#### [Action item]
What lines in the records below hold the string "title"? Please show them.

#### [Data]

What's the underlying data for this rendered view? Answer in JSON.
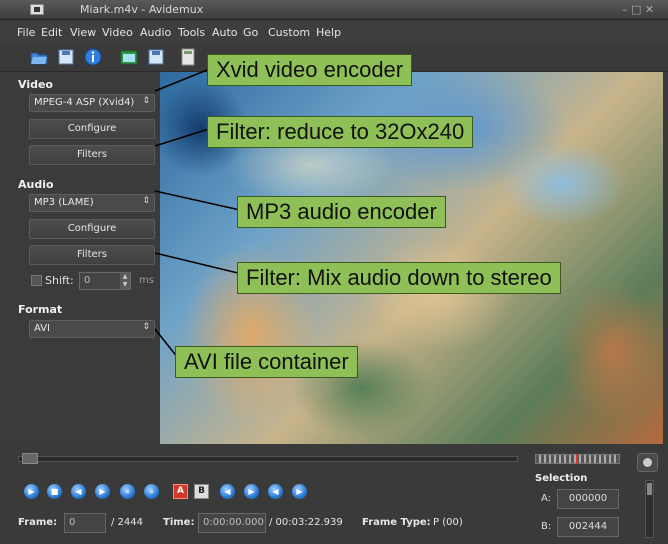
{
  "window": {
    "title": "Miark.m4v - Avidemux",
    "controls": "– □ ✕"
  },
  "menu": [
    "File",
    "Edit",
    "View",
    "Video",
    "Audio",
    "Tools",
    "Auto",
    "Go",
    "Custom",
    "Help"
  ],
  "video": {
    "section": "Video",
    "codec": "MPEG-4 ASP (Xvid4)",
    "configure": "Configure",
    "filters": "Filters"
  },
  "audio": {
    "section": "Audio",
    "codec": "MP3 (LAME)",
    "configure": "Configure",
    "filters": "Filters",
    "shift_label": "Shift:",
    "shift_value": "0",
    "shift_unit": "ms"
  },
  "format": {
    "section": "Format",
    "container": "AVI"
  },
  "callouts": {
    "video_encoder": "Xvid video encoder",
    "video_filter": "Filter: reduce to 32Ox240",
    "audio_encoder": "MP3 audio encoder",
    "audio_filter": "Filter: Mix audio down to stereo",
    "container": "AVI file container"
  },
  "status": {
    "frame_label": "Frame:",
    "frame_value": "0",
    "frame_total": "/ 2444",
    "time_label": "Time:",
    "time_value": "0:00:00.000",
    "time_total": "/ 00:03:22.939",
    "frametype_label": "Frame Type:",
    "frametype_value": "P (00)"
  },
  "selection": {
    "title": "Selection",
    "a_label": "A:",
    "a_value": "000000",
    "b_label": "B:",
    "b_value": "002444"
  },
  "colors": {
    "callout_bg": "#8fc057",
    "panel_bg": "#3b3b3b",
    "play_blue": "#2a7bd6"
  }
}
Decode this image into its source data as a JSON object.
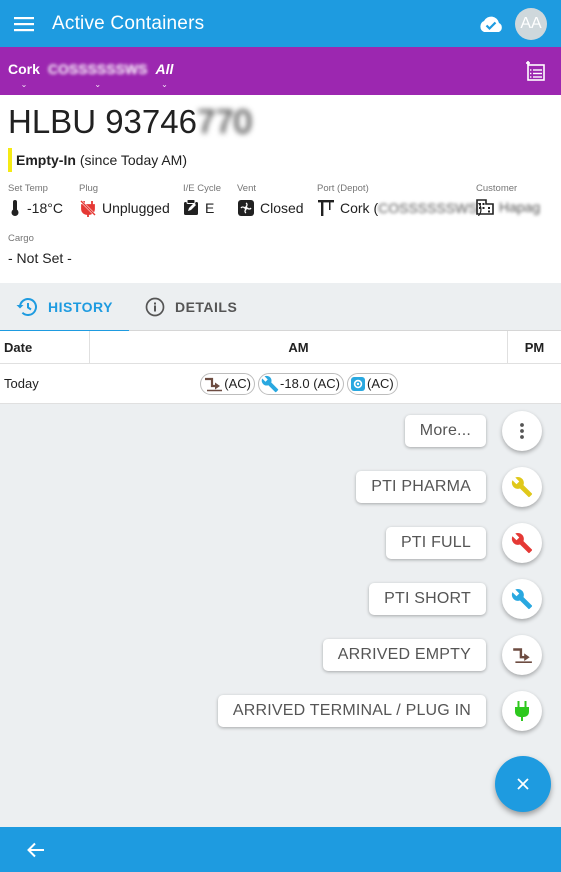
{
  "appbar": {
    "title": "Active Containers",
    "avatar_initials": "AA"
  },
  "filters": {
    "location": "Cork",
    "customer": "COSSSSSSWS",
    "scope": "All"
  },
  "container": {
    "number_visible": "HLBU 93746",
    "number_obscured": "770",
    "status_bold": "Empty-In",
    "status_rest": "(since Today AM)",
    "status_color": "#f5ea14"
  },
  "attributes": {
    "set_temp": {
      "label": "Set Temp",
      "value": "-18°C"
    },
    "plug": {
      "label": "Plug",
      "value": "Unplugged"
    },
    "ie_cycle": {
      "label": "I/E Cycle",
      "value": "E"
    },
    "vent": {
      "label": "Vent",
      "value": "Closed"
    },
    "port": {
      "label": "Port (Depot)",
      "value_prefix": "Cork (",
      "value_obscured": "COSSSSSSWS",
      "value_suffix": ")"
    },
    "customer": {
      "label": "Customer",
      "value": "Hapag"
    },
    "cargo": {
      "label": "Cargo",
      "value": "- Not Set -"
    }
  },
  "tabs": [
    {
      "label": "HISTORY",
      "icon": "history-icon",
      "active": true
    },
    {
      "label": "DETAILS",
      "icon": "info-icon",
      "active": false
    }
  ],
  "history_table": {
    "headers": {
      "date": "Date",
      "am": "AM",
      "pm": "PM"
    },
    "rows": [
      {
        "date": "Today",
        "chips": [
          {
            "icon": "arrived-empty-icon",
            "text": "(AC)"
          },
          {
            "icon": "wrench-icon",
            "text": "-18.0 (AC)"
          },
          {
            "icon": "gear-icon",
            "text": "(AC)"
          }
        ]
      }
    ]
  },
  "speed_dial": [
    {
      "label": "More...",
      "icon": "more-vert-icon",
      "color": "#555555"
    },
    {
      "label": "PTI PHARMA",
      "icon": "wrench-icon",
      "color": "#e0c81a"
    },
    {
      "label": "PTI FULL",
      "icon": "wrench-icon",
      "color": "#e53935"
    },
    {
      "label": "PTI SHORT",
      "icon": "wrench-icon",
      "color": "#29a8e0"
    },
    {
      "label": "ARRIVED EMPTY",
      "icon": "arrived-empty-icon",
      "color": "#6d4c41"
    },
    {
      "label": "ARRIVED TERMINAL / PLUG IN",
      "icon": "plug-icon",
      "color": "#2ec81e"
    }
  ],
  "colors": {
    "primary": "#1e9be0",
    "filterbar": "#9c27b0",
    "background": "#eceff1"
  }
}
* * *
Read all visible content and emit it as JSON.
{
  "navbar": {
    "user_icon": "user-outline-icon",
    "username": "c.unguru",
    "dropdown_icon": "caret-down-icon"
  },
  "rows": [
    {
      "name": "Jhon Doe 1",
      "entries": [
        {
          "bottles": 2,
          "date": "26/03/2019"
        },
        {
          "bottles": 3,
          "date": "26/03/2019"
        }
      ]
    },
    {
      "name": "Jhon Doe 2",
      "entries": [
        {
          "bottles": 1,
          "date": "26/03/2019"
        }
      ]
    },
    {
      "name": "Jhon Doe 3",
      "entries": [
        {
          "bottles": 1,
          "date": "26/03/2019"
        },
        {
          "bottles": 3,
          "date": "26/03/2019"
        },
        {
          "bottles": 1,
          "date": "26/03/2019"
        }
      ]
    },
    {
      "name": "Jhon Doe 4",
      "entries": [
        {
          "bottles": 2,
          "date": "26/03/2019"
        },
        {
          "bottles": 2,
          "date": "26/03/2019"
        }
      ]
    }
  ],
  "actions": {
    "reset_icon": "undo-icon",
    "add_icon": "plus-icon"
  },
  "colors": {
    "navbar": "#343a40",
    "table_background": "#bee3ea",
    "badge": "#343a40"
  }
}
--
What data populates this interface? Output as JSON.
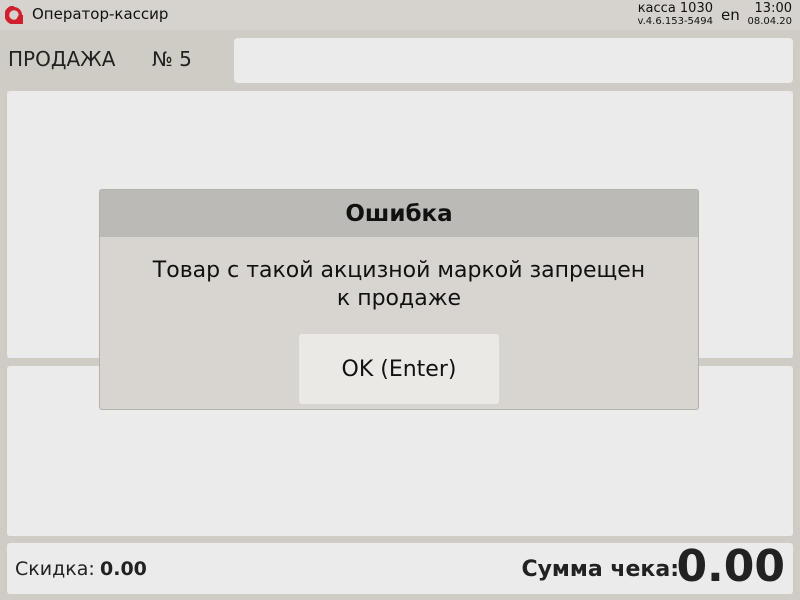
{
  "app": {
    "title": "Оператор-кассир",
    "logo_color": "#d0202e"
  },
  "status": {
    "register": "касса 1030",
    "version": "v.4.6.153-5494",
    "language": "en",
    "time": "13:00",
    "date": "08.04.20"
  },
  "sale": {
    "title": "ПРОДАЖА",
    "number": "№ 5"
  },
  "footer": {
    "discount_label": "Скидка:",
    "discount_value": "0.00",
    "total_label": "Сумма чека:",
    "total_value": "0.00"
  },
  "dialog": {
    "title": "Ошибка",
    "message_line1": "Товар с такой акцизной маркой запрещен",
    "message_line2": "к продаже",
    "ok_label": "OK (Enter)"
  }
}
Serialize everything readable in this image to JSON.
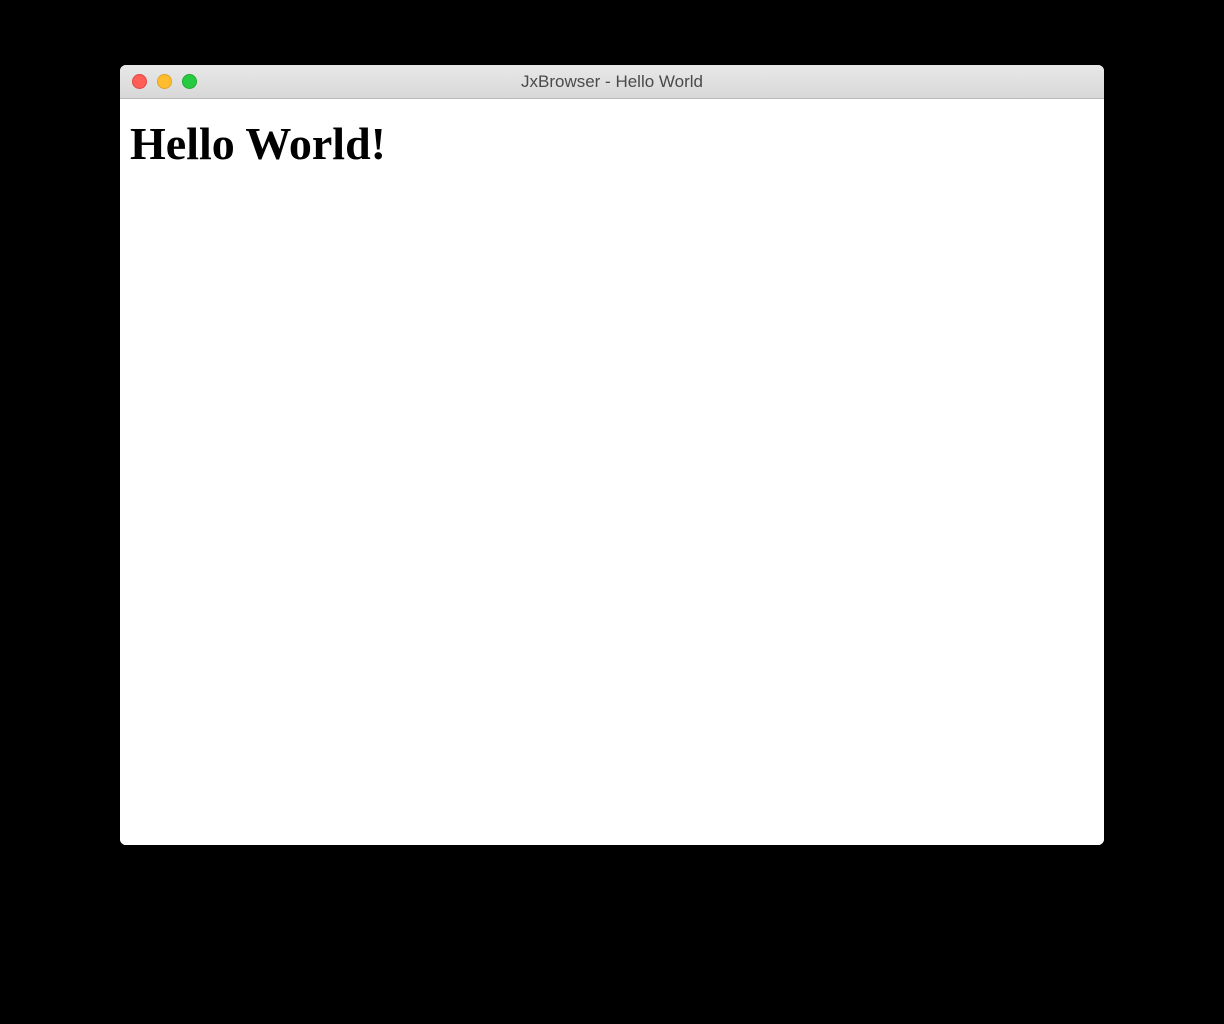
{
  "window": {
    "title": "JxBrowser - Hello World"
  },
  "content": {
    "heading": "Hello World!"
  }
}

#### [Final answer]
    "title": "Miark.m4v - Avidemux",
    "title": "Selection",
    "title": "Active Containers",
    "title": "Оператор-кассир",
    "title": "ПРОДАЖА",
    "title": "Ошибка",
    "title": "JxBrowser - Hello World"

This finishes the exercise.